= Work instructions =
Find the string "JSON" in the data, then copy every line where it is found.
::: Material for the task :::
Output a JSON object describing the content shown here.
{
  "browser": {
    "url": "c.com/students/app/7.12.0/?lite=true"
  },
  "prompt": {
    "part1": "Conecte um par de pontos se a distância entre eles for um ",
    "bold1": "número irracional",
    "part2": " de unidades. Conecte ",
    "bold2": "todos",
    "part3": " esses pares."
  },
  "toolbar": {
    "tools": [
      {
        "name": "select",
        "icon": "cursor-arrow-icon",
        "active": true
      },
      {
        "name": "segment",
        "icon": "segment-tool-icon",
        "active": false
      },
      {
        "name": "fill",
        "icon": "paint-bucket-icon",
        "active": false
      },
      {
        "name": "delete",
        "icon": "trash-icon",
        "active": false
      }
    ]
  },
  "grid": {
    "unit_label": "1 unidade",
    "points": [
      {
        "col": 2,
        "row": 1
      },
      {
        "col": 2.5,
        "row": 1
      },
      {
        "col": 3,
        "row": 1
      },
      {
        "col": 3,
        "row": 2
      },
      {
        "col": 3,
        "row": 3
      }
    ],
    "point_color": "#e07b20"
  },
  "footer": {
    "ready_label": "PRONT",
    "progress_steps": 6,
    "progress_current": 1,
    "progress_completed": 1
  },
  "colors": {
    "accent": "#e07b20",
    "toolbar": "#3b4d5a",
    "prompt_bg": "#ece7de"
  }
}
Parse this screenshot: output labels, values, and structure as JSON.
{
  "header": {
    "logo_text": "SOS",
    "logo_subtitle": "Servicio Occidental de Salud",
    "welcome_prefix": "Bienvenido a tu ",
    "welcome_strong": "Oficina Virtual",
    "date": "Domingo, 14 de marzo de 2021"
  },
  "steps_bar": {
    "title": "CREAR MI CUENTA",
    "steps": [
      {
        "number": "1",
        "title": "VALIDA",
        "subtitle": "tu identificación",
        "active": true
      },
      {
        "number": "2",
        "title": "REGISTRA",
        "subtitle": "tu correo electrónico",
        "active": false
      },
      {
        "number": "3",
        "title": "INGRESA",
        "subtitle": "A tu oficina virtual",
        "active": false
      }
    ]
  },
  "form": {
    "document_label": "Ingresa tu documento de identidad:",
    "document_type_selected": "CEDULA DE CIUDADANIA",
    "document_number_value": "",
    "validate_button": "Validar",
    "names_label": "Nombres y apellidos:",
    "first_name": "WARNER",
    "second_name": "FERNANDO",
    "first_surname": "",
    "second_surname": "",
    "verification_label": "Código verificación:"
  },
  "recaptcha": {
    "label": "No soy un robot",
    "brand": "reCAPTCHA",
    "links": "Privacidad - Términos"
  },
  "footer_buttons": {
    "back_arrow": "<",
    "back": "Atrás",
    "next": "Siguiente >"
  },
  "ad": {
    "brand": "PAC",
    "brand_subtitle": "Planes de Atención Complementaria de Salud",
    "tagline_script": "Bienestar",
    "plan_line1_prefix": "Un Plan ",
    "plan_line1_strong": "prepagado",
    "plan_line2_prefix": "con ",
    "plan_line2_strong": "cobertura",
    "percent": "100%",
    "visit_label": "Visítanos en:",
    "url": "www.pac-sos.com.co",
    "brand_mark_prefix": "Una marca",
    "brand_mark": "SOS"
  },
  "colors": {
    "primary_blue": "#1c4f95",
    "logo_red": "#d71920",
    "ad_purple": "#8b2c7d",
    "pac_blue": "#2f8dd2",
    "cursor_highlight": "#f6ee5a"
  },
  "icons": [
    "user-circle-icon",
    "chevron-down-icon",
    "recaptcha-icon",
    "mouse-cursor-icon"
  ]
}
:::
= Result of the exercise =
Output a JSON object describing the content shown here.
Parse this screenshot: output labels, values, and structure as JSON.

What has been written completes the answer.